He said access to information for Bhutanese journalists has never been as challenging as over the last few years. “The changing media landscape coupled with the high turnover of journalists is compounded by shrinking access to information, all of which is impacting news coverage and people’s access to information.”

“Even getting basic information has  to go through several layers of bureaucratic procedures,” he said, adding that bureaucracy has been the biggest stumbling block for journalists in Bhutan.


State of Bhutanese media today 

There are seven newspapers, and five  FM radio stations in the country. The only television broadcasting station is BBS.

More than 80 journalists, including 20 from the print media, quit journalism in the past year. BBS alone lost 60 employees with news reporters, producers, camerapersons, and editors resigning from their jobs.

Low salaries,  poor working environment, and difficulty in getting information are seen as factors influencing journalists to seek other careers or leave the profession for opportunities overseas.

In August 2022, JAB asked journalists to rate various government agencies based on access to information. Of the 30 respondents, 24 said that access to information was worse than in previous years.
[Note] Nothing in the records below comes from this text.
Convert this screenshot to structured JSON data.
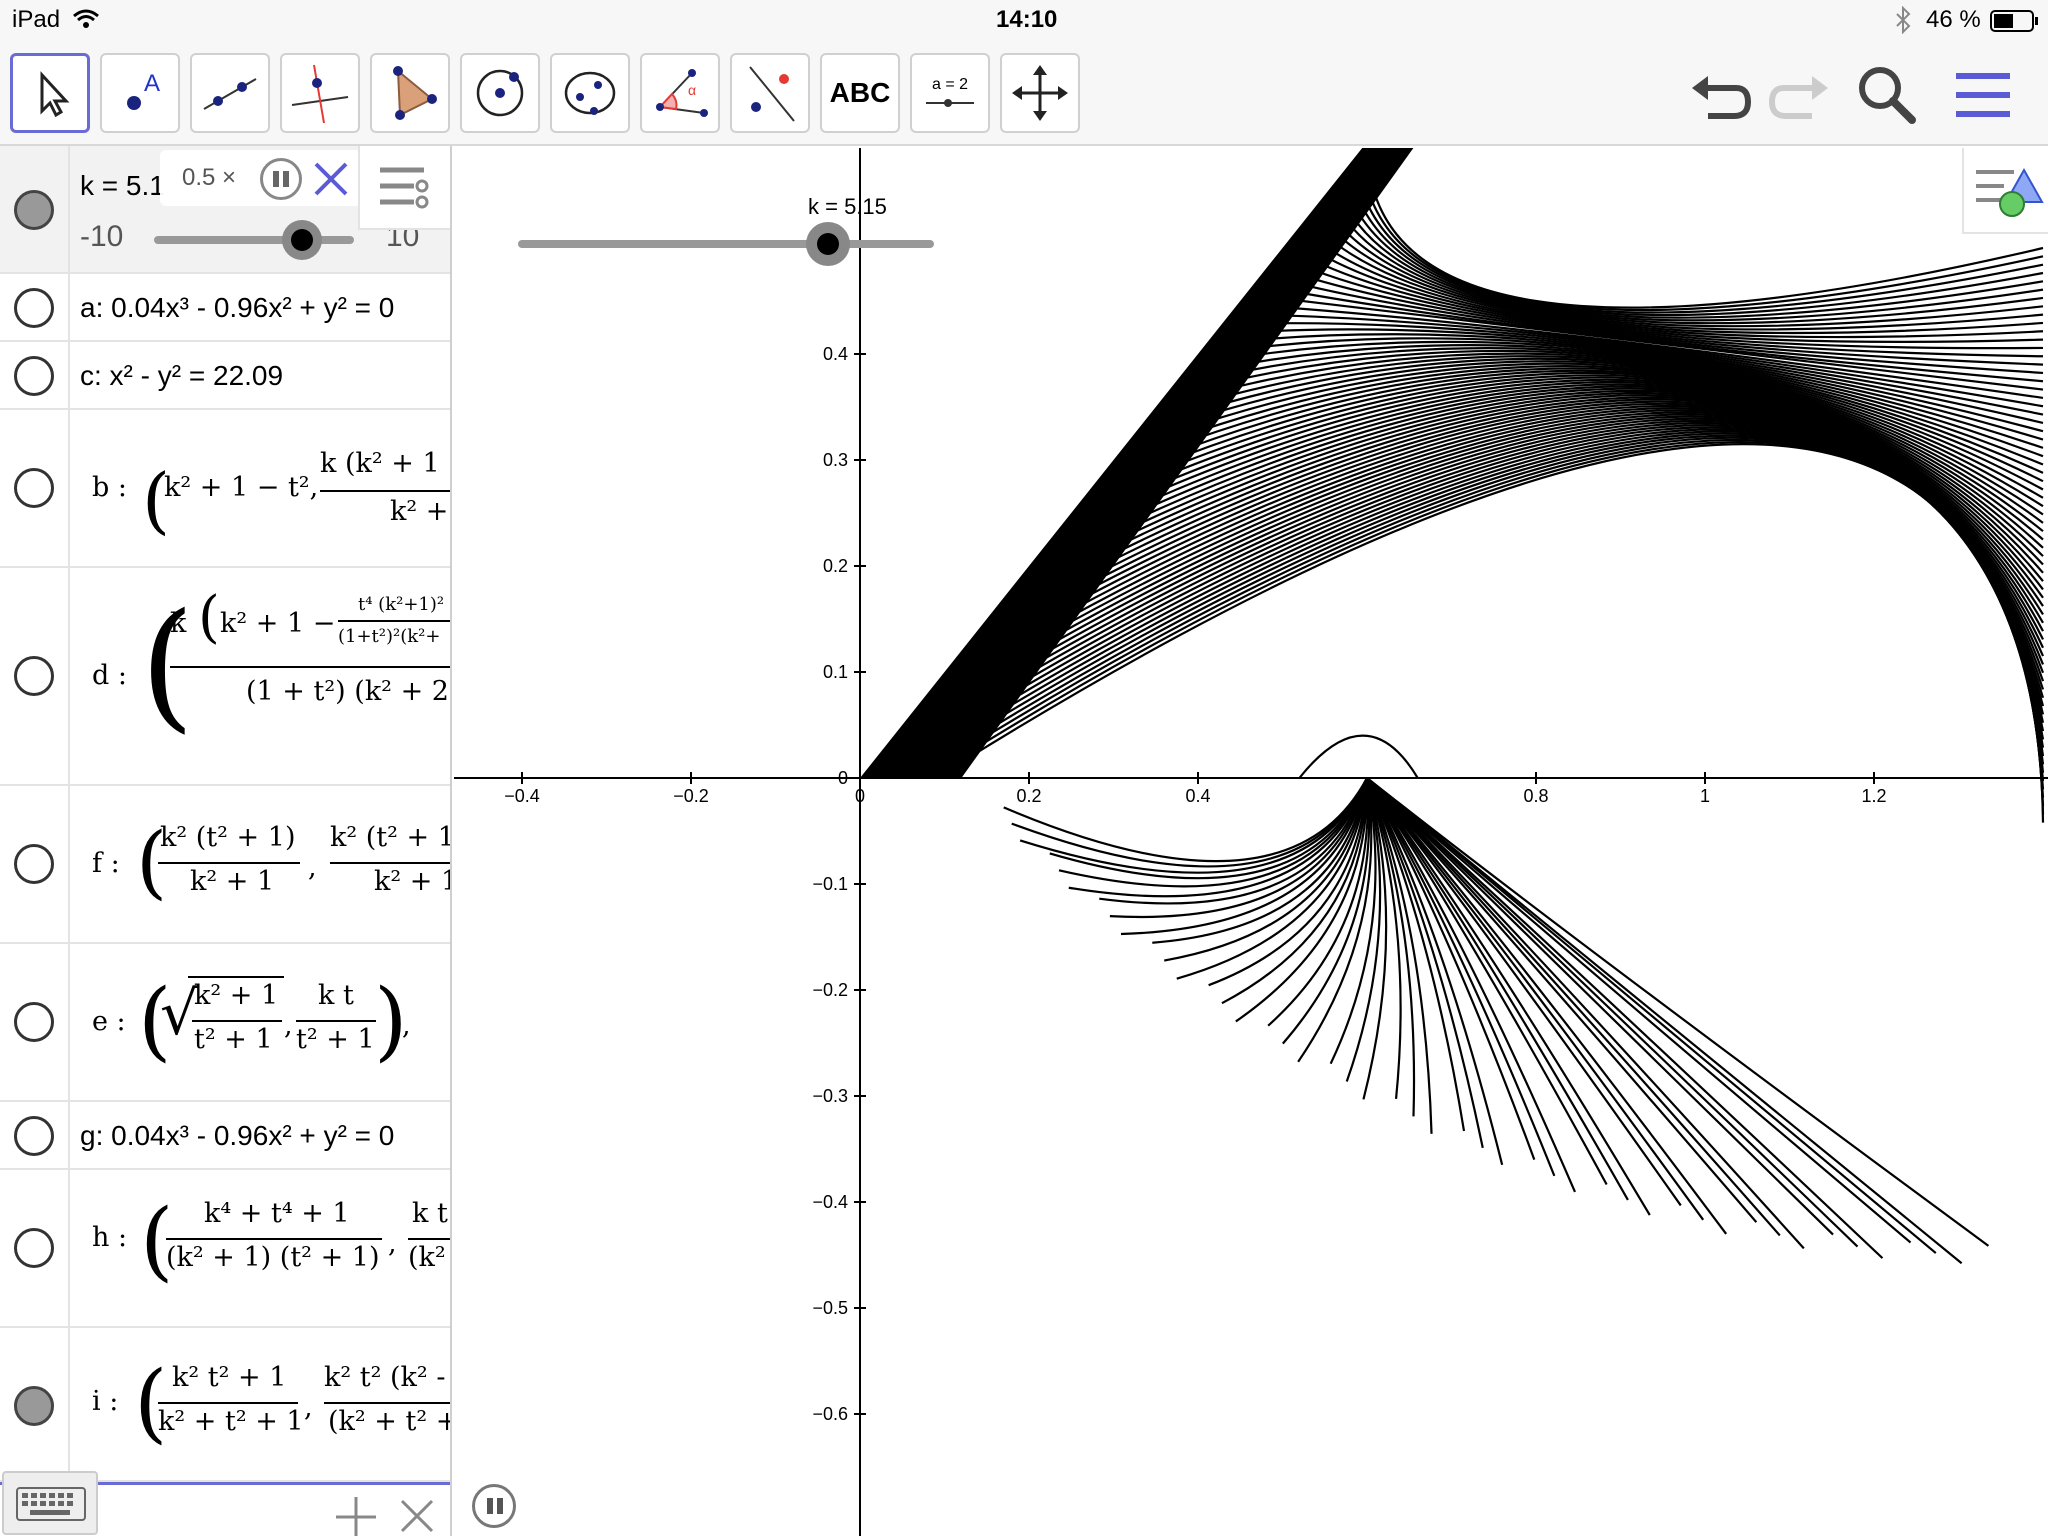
{
  "status": {
    "device": "iPad",
    "time": "14:10",
    "battery": "46 %"
  },
  "toolbar": {
    "tools": [
      {
        "name": "move-tool",
        "icon": "arrow-cursor-icon"
      },
      {
        "name": "point-tool",
        "icon": "point-icon",
        "label": "A"
      },
      {
        "name": "line-tool",
        "icon": "line-icon"
      },
      {
        "name": "perpendicular-tool",
        "icon": "perpendicular-line-icon"
      },
      {
        "name": "polygon-tool",
        "icon": "polygon-icon"
      },
      {
        "name": "circle-tool",
        "icon": "circle-icon"
      },
      {
        "name": "conic-tool",
        "icon": "conic-icon"
      },
      {
        "name": "angle-tool",
        "icon": "angle-icon",
        "label": "α"
      },
      {
        "name": "reflect-tool",
        "icon": "reflect-icon"
      },
      {
        "name": "text-tool",
        "icon": "text-icon",
        "label": "ABC"
      },
      {
        "name": "slider-tool",
        "icon": "slider-icon",
        "label": "a = 2"
      },
      {
        "name": "move-graphics-tool",
        "icon": "move-cross-icon"
      }
    ],
    "right": [
      "undo-icon",
      "redo-icon",
      "search-icon",
      "menu-icon"
    ]
  },
  "algebra": {
    "slider": {
      "label": "k = 5.1",
      "min": "-10",
      "max": "10",
      "speed": "0.5 ×",
      "value": 5.15
    },
    "rows": [
      {
        "name": "a",
        "text": "a: 0.04x³ - 0.96x² + y² = 0"
      },
      {
        "name": "c",
        "text": "c: x² - y² = 22.09"
      },
      {
        "name": "b",
        "label": "b :"
      },
      {
        "name": "d",
        "label": "d :"
      },
      {
        "name": "f",
        "label": "f :"
      },
      {
        "name": "e",
        "label": "e :"
      },
      {
        "name": "g",
        "text": "g: 0.04x³ - 0.96x² + y² = 0"
      },
      {
        "name": "h",
        "label": "h :"
      },
      {
        "name": "i",
        "label": "i :"
      }
    ],
    "math": {
      "b": {
        "a": "k² + 1 − t²,",
        "b_num": "k  (k² + 1",
        "b_den": "k² +"
      },
      "d": {
        "k": "k",
        "inner": "k² + 1 −",
        "small_num": "t⁴ (k²+1)²",
        "small_den": "(1+t²)²(k²+",
        "den": "(1 + t²)  (k² + 2"
      },
      "f": {
        "num1": "k²  (t² + 1)",
        "den1": "k² + 1",
        "num2": "k²  (t² + 1",
        "den2": "k² + 1"
      },
      "e": {
        "sq_num": "k² + 1",
        "sq_den": "t² + 1",
        "num2": "k t",
        "den2": "t² + 1"
      },
      "h": {
        "num1": "k⁴ + t⁴ + 1",
        "den1": "(k² + 1)  (t² + 1)",
        "num2": "k t",
        "den2": "(k²"
      },
      "i": {
        "num1": "k² t² + 1",
        "den1": "k² + t² + 1",
        "num2": "k² t²  (k² -",
        "den2": "(k² + t² +"
      }
    }
  },
  "graphics": {
    "slider_label": "k = 5.15",
    "x_ticks": [
      "−0.4",
      "−0.2",
      "0",
      "0.2",
      "0.4",
      "0.8",
      "1",
      "1.2"
    ],
    "y_ticks": [
      "0.4",
      "0.3",
      "0.2",
      "0.1",
      "0",
      "−0.1",
      "−0.2",
      "−0.3",
      "−0.4",
      "−0.5",
      "−0.6"
    ]
  }
}
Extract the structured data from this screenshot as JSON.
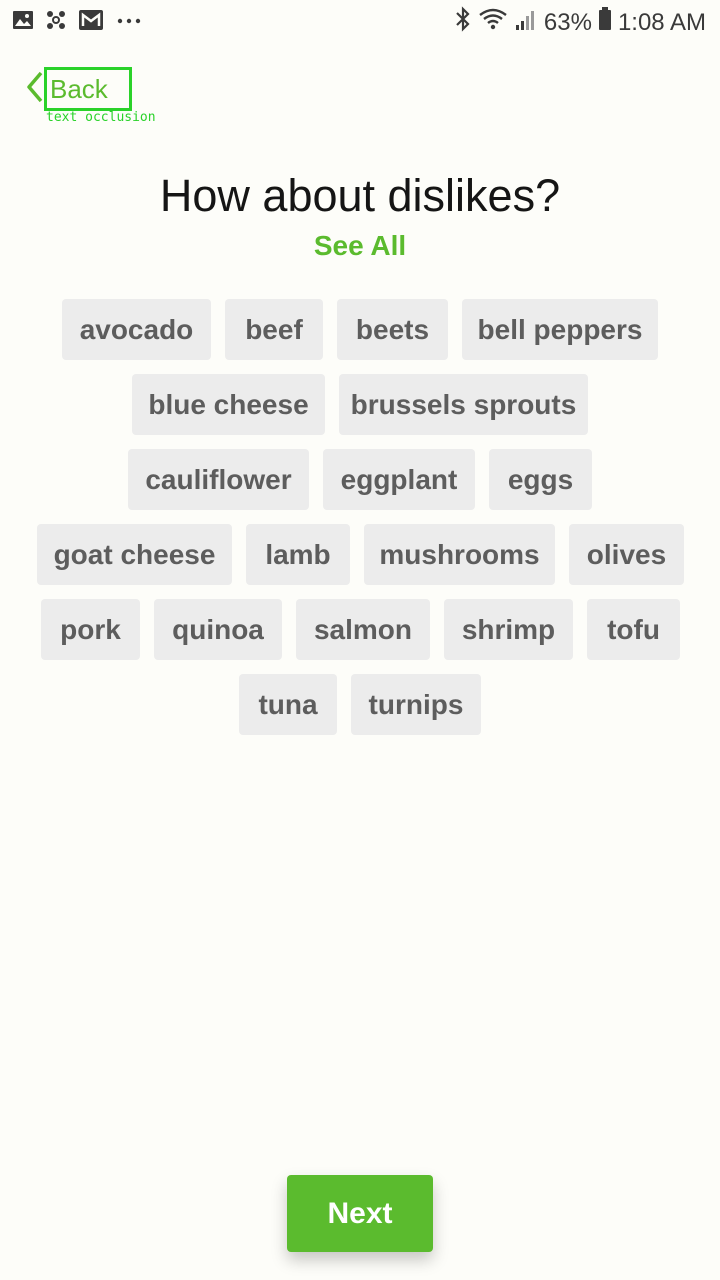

The survey found that the Prime Minister’s Office received the highest rating, while RCSC and Thimphu Municipal Office shared the worst.

Many media professionals agreed that the elected government is more open than bureaucrats when it comes to sharing information.


The bottleneck

Bhutan Civil Service Rules (BCSR), restricts civil servants from criticising or undermining government policies, programmes and actions in public or through the media. In July 2022, RCSC which is the central personnel agency of the government, introduced the Administrative Disciplinary Actions (RADA).

RADA is mainly to deal with civil servants who disclose critical information to an unauthorised person, audience, platform or forum and those who use official information for personal gains.  “Strict enforcement of these new rules has further discouraged civil servants and officials from talking to the media even when they are only sharing necessary information to keep the public informed,” said Rinzin Wangchuk.

The Anti-Corruption Commission has also come up with a model code controlling public servants, which means they could face disciplinary action or criminal sanctions if they share official information, including non-confidential information, without authorisation.

In 2022, the National Assembly also issued a rule prohibiting the media from interviewing MPs during the session.

A senior journalist said that the rules are misinterpreted to stifle the media. “Nobody is willing to talk to the media even if they know it is important for public interest,” he said. “They ask us to write stories, but are afraid to share information.”


Way forward

Reporters said that government institutions and ministries have a responsibility to appoint media spokespersons and conduct regular press briefings, and also relax restrictions on official communications and set a timeline to share public information.

Reporters said the system of information dissemination needs to be made more efficient and transparent. “Public institutions must uphold the supreme law of the country, the Constitution, which explicitly states that power belongs to the people and not to the authorities.”

A reporter said that civil servants should be allowed to share information and even criticize government policies if they feel it is wrong without getting personal. “Quite often, the international media surprises the local media. It is a shame.”


RSF findings

RSF highlighted that Bhutan Infocomm and Media Authority (BICMA)’s officials are appointed by the government, and pose a threat to media independence.  The report also mentioned that bureaucracy perpetuates a culture of secrecy and distrust of the press that ends up depriving the population of information of public interest.

“Recent defamation suits and a national security law penalising any attempt to create “misunderstanding or hostility between the government and people” have acted as a brake on journalistic freedom,” the report stated.

As per the report, 80 percent of advertisements in print newspapers originate from government agencies, and will have a direct editorial impact, which many editors agree.

Self-censorship among reporters is one of the problems cited by the RSF. It says that due to self-censorship, many reporters don’t cover sensitive issues.

Journalists in Bhutan rarely face physical threats, perhaps because they hardly uncover corruption or misuse of authority.  However, the report states that investigative stories or opinion pieces of journalists may be subjected to online harassment owing to social media’s development in Bhutan.

RSF Secretary-General, Christophe Deloire, said the changes in the press index in most countries are a result of increased aggressiveness on the part of the authorities, growing animosity towards journalists on social media, the growth in the fake content industry, and the development of artificial intelligence.